- Good: They did no real damage, except maybe to my blood pressure.
- Bad: As I told the poor optician, this was the worst in-public behavior I’d ever had from my boys.
- Good: She said it was not the worst they’d ever had in their office.
- Better: The staff could not have been nicer or more patient about it all.
- Good: By the end of the ordeal, I had ordered two new pairs of glasses – regular ones and (my first-ever! I’m so excited!) prescription sunglasses.
- Bad: Even with insurance and discounts, they cost about twice what I expected them to.
- Good: They cost a little better than half what my husband expected them to. (This is pretty indicative of our wildy different styles of estimation: He allots himself more than enough time, money, etc.

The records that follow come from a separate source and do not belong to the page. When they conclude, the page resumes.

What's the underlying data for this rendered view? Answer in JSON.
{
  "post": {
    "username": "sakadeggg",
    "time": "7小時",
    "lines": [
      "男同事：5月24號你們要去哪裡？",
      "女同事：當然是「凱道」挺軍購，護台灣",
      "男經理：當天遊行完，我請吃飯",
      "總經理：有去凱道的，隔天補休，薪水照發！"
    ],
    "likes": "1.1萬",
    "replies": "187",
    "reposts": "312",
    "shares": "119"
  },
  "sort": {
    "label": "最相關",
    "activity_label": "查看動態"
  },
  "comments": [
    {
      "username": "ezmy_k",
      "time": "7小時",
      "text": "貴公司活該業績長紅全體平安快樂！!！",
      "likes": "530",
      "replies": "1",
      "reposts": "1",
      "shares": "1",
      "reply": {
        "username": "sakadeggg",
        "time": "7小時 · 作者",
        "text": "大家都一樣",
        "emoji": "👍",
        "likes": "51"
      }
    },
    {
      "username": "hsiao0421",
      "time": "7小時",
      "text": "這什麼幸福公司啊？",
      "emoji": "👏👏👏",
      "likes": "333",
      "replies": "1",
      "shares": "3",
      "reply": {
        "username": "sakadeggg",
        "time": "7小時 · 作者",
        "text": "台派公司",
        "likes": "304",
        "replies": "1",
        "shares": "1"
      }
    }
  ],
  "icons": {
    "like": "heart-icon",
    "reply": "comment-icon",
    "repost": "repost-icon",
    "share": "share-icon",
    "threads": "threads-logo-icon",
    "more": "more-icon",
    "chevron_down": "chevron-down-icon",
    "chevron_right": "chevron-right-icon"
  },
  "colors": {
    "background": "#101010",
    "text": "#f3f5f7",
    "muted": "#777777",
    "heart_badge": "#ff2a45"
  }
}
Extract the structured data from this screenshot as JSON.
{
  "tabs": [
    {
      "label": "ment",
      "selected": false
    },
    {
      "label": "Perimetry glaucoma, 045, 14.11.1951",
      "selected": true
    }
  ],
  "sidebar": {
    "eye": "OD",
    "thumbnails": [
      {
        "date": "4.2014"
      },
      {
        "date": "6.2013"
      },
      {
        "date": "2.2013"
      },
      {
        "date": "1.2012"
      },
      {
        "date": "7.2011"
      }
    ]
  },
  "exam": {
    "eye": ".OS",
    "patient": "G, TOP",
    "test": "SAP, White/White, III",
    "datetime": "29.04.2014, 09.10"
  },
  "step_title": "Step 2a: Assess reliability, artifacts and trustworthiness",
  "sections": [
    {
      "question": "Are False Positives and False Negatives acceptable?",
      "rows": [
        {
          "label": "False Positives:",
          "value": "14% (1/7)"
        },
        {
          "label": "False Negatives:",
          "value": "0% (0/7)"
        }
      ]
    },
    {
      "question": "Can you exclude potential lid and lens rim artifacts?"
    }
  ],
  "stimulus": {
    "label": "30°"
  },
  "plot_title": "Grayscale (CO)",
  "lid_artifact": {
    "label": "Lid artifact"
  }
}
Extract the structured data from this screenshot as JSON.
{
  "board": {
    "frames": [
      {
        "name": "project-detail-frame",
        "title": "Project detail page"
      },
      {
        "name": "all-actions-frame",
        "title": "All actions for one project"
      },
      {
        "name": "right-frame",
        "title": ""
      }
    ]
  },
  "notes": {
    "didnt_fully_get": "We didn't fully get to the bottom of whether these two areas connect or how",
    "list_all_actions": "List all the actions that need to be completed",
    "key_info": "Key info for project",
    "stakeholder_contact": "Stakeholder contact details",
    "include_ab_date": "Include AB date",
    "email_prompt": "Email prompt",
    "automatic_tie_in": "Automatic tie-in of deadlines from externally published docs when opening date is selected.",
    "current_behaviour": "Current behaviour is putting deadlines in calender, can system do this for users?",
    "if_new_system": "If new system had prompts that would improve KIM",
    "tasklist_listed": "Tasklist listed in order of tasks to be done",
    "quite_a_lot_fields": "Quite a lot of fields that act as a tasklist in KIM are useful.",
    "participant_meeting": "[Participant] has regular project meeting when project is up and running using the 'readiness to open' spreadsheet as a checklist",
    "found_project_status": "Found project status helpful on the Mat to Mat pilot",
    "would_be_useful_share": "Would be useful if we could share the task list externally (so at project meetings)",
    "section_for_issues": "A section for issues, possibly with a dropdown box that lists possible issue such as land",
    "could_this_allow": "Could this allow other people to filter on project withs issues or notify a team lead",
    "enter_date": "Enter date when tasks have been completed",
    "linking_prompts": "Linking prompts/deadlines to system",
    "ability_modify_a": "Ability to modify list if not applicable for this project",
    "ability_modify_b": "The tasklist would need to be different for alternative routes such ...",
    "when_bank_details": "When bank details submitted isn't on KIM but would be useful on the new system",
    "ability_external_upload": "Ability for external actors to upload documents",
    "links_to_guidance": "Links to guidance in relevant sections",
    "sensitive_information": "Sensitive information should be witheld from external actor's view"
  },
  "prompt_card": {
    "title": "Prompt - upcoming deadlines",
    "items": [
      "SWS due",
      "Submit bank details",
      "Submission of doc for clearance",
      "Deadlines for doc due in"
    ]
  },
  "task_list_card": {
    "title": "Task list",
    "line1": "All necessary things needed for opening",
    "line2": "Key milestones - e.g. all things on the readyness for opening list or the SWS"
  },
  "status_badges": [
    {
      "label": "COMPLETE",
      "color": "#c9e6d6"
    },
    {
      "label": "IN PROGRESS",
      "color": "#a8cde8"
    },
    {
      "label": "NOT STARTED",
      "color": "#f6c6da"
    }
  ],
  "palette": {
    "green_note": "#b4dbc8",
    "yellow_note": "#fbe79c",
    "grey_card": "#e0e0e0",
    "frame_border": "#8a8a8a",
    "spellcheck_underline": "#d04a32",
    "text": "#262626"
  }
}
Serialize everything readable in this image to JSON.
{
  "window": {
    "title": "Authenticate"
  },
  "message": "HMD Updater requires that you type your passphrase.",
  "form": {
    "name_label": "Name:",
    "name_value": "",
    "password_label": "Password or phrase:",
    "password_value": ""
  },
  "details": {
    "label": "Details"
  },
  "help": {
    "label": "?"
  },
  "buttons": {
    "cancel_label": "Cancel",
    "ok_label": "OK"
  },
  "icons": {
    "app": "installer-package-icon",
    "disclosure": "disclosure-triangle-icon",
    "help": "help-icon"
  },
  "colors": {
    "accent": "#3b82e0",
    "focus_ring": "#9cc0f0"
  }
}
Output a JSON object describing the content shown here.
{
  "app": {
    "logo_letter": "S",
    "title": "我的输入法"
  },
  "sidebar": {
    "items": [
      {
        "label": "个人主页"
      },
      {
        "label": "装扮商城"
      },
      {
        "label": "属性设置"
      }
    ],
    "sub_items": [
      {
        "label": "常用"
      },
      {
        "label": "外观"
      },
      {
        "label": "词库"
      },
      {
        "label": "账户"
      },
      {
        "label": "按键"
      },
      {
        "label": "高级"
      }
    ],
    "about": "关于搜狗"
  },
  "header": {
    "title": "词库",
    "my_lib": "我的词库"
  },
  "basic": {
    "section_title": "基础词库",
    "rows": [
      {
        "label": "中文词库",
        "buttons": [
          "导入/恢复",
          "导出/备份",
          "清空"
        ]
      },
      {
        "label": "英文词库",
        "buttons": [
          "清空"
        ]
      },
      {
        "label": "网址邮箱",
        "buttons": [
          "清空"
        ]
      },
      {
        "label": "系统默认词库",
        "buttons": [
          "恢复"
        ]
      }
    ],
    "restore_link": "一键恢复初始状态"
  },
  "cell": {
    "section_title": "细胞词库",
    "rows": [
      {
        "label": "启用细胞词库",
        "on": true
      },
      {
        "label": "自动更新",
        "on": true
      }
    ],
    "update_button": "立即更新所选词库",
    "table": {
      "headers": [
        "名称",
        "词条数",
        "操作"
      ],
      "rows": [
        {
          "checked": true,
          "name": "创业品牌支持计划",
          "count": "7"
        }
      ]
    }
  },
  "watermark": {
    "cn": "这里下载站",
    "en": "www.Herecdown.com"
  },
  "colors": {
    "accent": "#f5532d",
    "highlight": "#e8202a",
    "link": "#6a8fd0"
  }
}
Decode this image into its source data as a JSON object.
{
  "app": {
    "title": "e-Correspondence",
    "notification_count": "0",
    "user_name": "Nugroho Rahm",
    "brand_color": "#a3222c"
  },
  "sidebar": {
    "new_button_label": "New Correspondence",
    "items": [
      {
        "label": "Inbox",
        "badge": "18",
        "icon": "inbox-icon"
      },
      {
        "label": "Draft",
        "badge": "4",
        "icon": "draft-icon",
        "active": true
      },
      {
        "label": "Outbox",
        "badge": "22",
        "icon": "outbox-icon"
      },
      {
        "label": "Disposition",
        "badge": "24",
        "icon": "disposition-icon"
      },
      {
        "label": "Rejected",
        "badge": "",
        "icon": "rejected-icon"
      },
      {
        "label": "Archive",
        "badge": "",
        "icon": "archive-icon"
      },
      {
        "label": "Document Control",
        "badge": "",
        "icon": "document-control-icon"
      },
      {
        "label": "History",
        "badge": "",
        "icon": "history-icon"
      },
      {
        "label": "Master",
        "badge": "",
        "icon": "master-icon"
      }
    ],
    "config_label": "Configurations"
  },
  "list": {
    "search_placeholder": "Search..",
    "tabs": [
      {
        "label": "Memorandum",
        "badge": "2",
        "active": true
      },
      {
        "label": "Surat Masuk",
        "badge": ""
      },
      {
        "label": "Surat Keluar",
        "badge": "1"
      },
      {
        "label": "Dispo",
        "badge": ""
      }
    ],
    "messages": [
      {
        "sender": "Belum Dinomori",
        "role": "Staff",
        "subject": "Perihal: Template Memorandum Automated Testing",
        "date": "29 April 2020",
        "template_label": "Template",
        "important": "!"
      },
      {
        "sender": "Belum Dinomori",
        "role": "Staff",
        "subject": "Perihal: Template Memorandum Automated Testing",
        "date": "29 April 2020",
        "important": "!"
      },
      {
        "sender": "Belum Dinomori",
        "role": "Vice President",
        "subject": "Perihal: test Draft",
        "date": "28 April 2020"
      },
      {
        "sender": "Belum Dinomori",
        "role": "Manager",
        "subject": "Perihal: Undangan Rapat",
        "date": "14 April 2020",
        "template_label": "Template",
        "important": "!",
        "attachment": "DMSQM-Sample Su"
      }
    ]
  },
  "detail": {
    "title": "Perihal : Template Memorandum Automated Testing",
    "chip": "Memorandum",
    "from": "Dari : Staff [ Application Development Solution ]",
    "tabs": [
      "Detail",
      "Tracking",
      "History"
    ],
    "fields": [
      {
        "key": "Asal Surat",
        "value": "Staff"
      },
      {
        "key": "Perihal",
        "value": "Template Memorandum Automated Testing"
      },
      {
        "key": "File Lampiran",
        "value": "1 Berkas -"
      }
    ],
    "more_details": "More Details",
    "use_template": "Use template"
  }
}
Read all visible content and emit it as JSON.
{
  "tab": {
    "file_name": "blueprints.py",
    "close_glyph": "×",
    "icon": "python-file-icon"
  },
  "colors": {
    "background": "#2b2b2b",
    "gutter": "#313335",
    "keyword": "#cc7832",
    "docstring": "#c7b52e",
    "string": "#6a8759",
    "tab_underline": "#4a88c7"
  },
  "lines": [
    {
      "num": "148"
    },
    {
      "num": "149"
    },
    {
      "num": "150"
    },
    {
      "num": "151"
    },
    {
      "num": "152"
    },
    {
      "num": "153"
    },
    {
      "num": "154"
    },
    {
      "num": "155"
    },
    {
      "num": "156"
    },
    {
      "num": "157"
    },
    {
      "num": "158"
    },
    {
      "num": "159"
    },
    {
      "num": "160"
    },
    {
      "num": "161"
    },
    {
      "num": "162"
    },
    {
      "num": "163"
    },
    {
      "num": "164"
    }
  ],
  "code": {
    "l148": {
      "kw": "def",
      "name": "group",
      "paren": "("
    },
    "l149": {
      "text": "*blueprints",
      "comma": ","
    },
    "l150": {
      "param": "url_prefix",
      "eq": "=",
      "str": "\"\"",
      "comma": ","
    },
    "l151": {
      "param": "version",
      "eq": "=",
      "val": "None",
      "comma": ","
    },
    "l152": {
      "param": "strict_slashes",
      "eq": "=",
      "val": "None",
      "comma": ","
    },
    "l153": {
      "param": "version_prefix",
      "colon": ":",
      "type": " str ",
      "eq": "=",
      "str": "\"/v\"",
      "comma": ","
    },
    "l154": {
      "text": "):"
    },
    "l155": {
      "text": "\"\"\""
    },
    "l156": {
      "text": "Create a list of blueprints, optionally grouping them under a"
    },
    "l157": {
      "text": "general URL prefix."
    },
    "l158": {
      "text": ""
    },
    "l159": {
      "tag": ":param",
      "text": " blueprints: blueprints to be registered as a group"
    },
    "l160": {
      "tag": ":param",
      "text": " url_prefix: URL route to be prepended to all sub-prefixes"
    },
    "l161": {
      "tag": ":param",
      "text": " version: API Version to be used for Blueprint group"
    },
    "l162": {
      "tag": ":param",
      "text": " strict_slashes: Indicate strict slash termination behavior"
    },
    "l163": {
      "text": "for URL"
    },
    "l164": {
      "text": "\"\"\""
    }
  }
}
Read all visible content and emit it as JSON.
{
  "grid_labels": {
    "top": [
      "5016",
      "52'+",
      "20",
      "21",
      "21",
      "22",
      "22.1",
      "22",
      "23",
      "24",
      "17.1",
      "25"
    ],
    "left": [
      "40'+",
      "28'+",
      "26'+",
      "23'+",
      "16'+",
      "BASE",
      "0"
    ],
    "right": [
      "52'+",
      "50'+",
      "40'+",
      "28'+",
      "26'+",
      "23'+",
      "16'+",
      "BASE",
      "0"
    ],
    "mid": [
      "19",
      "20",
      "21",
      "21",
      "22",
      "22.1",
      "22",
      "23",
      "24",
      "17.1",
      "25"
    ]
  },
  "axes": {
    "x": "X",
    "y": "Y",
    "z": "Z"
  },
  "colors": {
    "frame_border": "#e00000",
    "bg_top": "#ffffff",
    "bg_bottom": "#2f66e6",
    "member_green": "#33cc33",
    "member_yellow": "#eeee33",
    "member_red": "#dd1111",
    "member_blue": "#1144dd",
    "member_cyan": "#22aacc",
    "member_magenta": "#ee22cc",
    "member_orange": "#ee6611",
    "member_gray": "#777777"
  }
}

I always estimate a level way below what I need.)
— 5 —
I feel like I should step back from the complaining a bit to acknowledge that my boys gave me a bunch of sweet moments this week too. Even when I’m in a funk and everything’s a mess and the boys are rolling around the house like a pair of lion cubs, they brighten my day like almost nothing else can. This week my 3-year-old twice asked me if I was a princess. I told him I was. His imagination is taking off; it’s a thrill to see him always “yookin’ for abenture.” Both boys are expert snugglers; they give me lots and lots of hugs and kisses. The three-year-old has started to randomly tell me that he loves me. (Sometimes he’s especially clever and says “I wuv you” just as he’s about to be scolded for something.)
Frequently when I find myself worked up over something the boys have done, I have the blessed insight to ask them for a hug. I get a big bear hug from one or both of my little guys (both at once is the best) and I feel a world better, even if nothing else has changed.
— 6 —
And speaking of needing to feel a little better… I can’t say that I want to get into some controversial issues of society, religion, and politics on this blog and not touch on the Supreme Court’s DOMA and Proposition 8 decisions this week. I was not surprised; it’s clear to me that Western society is well on its way to accepting gay marriage. But the decisions still hit me hard. I was saddened and disheartened and I am allowed to be so.
I understand the jubilation of the gay couples wanting to marry and that of their friends who want marriage for them. But gay marriage is one of the most fundamental changes to the concept of family in all of human history. It is no small thing. And its impact is not confined to the individuals whose legal union it will enable.
I have a lot to say on the subject. I will say it. I hope you’ll read and consider what I have to say and weigh in with your own opinions. But I’m not going to say it all here, in number 6 of a “7 Quick Takes Friday.” Here, I’ll just acknowledge the enormity of what happened this week.
— 7 —
To end on a brighter note, let me say how happy I am to be having our dear teenage friend/ridiculously distant cousin Nina visiting us from Germany for a few weeks. I picked her up at the airport last night. We’ll be trying to fit in a bunch of fun activities while she’s here (and we also have a vacation to Minnesota coming up), so I don’t know how much blogging I’ll be able to do in July.
I hope, though, to have a chance to write up the story of how I met Nina’s family. To super-condense what is a very long, strange story: When I was studying in Germany 13 years ago, I visited the village that one of my ancestors had come from over 220 years before. While there I rang the doorbell of Nina’s grandfather’s house and he and I became friends. On one of my subsequent visits we discovered that we were indeed related – but that our last common ancestor lived in the 1600’s.
And believe it or not, my husband and I did something similar with his cousins on our honeymoon in Ireland. As my best friend puts it, “Julie, that’s just like you to walk into random villages and find people you’re related to!”